● **Dataset rows for apps and sites**:
+++

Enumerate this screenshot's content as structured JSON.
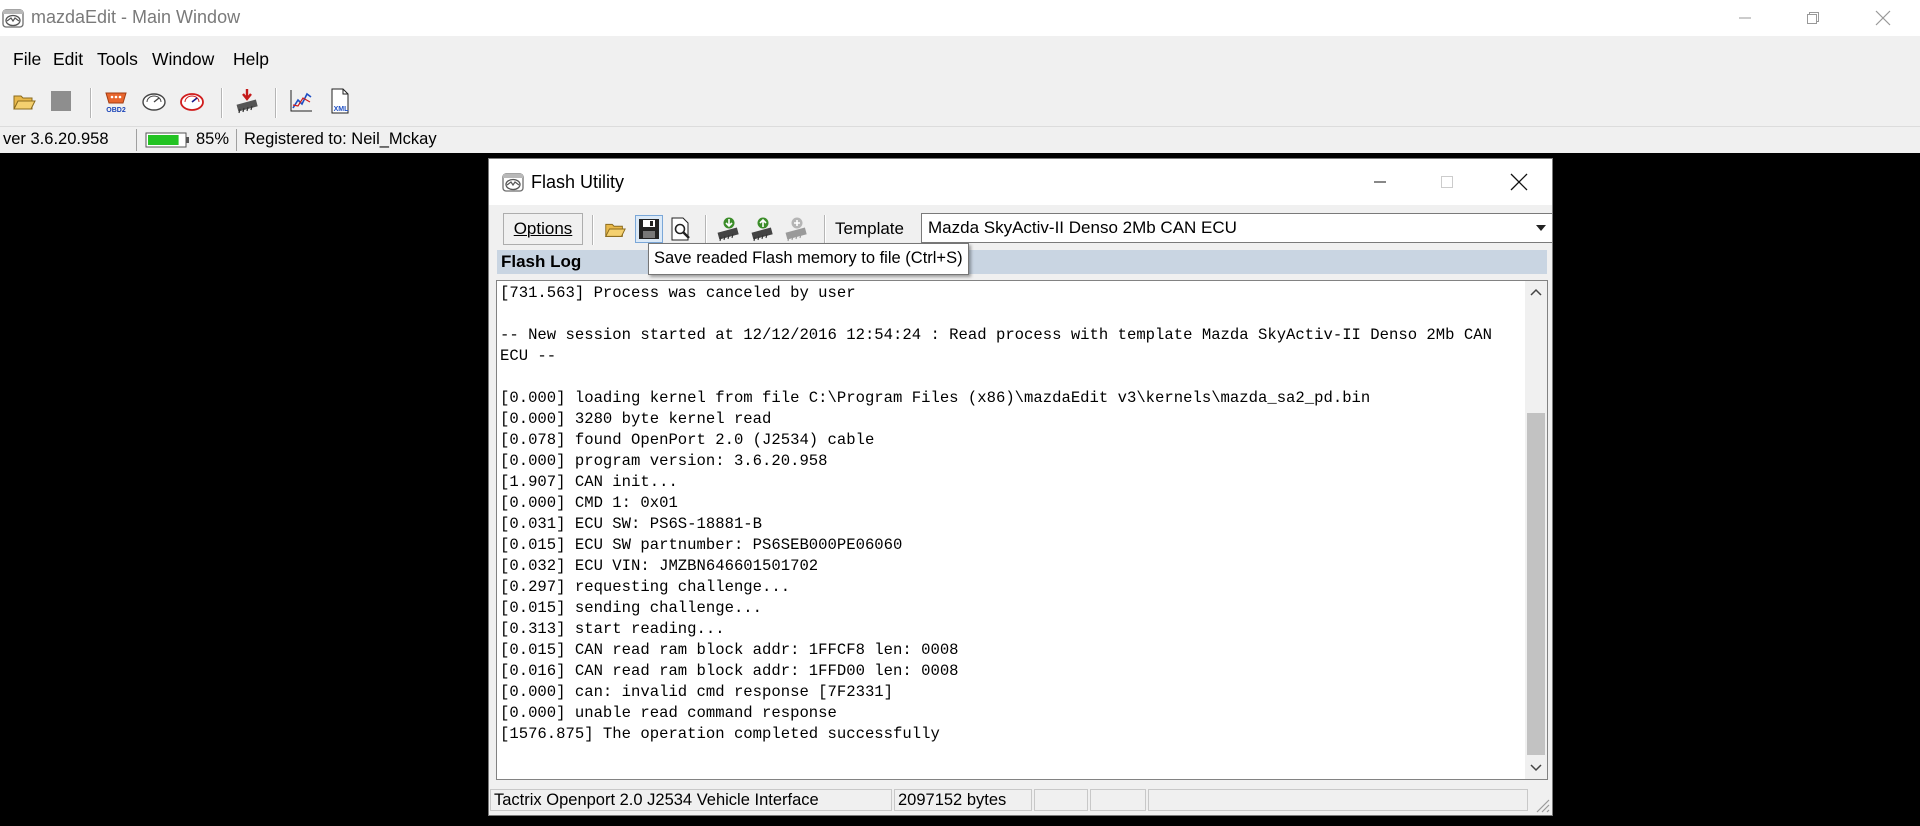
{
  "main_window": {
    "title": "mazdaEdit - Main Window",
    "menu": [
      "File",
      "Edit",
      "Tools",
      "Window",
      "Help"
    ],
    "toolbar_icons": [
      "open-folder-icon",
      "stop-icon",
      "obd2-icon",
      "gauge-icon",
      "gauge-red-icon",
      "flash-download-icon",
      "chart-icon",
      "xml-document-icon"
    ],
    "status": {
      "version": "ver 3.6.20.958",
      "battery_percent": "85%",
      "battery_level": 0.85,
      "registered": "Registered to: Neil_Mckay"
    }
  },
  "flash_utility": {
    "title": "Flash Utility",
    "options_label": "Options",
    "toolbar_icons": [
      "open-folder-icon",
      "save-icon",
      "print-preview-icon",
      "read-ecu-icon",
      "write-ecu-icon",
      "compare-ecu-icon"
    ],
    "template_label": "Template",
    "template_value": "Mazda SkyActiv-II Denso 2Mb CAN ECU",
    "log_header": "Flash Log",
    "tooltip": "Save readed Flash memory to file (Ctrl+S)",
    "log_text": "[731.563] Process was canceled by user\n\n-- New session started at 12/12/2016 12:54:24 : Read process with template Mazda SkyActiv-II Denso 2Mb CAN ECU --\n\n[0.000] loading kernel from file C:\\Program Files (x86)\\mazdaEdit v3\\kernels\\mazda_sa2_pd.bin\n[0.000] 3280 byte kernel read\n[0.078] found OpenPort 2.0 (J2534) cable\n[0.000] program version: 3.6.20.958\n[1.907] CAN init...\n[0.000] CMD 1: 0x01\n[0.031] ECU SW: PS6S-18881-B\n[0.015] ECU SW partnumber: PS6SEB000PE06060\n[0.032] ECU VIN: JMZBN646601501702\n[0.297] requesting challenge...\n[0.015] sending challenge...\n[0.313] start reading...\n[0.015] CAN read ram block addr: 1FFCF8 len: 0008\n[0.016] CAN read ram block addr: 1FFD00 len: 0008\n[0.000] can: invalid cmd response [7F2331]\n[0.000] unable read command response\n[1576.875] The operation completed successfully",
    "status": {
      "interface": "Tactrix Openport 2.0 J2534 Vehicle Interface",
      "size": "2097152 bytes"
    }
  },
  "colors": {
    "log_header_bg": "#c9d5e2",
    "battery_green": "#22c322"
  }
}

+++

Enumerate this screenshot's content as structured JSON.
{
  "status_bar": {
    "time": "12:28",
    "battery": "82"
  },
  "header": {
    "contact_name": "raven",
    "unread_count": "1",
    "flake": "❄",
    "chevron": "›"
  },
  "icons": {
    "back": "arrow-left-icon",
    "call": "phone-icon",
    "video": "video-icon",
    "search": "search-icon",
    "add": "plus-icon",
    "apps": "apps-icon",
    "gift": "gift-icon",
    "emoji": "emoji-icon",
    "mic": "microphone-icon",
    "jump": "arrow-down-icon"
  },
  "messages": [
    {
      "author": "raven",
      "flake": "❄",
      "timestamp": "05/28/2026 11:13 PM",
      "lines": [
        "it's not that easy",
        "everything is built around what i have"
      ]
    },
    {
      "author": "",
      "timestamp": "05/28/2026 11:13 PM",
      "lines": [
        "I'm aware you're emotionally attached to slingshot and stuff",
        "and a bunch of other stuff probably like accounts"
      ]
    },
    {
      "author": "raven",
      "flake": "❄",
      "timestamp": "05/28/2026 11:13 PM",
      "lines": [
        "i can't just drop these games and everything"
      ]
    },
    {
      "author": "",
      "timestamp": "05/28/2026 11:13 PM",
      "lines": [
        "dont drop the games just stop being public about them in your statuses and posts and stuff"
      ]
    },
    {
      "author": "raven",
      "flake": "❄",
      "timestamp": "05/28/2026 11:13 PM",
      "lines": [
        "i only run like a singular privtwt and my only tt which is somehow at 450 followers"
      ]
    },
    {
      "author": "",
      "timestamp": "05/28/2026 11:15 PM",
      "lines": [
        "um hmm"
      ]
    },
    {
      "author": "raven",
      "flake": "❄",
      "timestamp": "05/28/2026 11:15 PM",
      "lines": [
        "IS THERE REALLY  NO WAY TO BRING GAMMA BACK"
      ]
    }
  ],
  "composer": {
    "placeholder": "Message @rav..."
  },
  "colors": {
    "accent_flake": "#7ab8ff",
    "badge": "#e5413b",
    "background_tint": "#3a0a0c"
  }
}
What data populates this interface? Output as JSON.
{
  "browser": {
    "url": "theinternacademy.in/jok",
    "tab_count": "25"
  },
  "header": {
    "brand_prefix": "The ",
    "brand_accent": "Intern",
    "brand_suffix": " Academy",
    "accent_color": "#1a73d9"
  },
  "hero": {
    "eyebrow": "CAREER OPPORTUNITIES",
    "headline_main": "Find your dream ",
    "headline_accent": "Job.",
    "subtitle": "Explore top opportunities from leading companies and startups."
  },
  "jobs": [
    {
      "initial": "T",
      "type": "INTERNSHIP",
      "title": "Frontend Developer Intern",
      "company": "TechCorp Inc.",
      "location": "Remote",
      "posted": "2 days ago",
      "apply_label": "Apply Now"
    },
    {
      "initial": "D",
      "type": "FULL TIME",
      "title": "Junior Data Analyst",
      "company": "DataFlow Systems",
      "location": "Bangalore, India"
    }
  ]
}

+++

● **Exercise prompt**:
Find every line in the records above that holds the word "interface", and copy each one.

● **Solution**:
      "interface": "Tactrix Openport 2.0 J2534 Vehicle Interface",
What data populates this interface? Output as JSON.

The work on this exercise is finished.